BTW, both Kodaks continue to give good service today.
The next and definitive step forward, cementing my addiction, was an SLR - a classic Contaflex I from 1953, bought second-hand and newly CLA'd in 1976. Fully mechanical and built like a tank, it served me very well for about 20 years, and I have yet to find a prime lens to match the sharply defined DOF of its glorious Tessar.
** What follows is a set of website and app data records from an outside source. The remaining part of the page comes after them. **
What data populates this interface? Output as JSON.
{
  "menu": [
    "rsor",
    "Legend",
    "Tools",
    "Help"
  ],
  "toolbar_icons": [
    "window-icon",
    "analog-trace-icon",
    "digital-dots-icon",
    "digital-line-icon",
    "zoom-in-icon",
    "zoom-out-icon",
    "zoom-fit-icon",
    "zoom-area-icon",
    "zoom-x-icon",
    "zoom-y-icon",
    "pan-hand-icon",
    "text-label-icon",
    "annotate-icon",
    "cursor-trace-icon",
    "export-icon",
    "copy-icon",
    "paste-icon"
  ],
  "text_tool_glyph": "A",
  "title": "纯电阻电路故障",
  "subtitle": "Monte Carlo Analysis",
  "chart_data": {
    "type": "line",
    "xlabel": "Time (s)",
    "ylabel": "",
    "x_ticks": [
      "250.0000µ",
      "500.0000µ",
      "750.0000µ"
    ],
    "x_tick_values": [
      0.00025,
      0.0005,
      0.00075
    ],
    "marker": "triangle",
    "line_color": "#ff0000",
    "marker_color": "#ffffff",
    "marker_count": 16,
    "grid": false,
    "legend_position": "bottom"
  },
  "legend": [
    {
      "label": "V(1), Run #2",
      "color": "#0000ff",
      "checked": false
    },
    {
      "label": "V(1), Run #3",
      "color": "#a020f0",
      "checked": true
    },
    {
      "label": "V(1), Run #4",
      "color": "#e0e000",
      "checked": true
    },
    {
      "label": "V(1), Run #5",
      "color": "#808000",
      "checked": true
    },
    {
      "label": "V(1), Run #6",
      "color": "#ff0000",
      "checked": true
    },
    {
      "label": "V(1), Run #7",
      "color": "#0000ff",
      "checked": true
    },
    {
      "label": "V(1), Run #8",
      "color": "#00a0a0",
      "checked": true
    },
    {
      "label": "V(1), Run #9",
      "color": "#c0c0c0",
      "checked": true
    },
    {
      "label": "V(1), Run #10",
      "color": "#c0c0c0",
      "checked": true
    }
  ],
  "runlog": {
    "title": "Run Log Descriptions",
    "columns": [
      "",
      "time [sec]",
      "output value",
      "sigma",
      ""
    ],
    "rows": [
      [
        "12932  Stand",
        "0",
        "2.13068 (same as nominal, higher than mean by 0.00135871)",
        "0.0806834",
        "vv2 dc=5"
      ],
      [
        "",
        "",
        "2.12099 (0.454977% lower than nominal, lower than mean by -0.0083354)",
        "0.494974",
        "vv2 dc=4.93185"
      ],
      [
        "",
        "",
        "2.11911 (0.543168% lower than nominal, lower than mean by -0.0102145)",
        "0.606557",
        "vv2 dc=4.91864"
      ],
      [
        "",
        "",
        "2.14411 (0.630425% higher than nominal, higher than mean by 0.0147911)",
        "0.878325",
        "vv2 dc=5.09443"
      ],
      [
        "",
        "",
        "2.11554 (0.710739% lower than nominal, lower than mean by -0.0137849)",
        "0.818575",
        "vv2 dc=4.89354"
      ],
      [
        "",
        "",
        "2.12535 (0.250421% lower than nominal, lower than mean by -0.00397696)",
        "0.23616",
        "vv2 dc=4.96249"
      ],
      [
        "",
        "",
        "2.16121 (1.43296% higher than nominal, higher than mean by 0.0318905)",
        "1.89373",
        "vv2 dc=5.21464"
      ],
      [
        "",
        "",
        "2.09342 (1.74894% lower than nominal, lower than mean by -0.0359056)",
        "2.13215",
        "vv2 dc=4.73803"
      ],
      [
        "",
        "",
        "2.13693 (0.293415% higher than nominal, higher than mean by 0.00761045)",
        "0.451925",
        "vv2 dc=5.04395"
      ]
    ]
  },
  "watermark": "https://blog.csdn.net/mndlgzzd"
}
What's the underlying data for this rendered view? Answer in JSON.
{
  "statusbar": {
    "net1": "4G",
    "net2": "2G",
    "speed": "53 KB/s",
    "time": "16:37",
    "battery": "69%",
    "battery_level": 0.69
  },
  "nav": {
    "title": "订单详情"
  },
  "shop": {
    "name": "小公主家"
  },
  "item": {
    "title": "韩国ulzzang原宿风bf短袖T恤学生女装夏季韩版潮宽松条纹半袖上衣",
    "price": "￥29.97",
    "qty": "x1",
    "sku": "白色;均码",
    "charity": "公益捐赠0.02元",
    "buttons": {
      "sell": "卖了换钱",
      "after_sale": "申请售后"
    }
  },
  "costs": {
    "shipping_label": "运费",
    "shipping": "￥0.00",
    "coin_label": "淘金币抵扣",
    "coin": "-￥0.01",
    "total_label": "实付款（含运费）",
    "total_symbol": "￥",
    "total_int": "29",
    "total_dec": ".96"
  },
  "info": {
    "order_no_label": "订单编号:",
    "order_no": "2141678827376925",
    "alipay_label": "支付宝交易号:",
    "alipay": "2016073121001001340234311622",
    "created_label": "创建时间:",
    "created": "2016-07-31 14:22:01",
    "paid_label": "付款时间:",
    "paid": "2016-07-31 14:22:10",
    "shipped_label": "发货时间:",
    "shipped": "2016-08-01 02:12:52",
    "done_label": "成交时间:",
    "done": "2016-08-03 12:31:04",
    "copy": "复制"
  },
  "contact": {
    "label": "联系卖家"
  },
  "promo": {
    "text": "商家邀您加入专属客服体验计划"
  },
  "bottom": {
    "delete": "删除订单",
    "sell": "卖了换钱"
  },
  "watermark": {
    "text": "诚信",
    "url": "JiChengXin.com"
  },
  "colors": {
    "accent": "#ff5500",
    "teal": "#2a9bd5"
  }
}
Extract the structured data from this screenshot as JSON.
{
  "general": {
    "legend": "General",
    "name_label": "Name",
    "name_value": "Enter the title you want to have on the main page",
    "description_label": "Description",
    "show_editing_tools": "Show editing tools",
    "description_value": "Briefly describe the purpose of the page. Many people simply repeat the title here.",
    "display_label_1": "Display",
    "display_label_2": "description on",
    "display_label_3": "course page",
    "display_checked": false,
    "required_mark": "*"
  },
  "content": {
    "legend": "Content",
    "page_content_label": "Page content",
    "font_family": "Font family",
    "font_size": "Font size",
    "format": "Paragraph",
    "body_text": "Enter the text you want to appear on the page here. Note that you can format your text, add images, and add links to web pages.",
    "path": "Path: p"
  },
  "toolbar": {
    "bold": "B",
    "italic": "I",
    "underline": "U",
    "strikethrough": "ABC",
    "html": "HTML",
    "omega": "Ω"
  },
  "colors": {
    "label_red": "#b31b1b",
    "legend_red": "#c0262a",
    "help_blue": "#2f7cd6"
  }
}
I loved that camera and was extremely sad to retire it when the shutter finally became unreliable; an expert CLA might have extended its lease of life, but few repair shops would tackle a synchro-compur shutter by then, and with growing children to feed I really couldn't justify the quite considerable expense.
Its successor as my general purpose camera was an Olympus OM10 which after 25 years of continuous use still obstinately refuses to fall apart or develop other ills, happily oblivious of what its many detractors say about it (see www.apug.org/forums/forum231/111667-lesser-om-family-member.html). And as luck would have it, I just bought a Contaflex Super B in mint condition for $10 at a jumble sale, so I shan't want for a fully mechanical SLR. Automatics are allright, but on revient toujours a son premier amour.
In 1972 I bought my first 35mm, the Canon F1, after reading the very comprehensive review by Geoffrey Crawley in the BJP.
My first 35mm camera was a Minolta Hi Matic 7S. (sp?) That camera taught me a lot about "equivalent exposure". It was simple and rugged - I wish I still had it. Next came a Canon Ftb in August, 1973. I still have that camera. It has had a CLA twice since I bought it, and I still use it.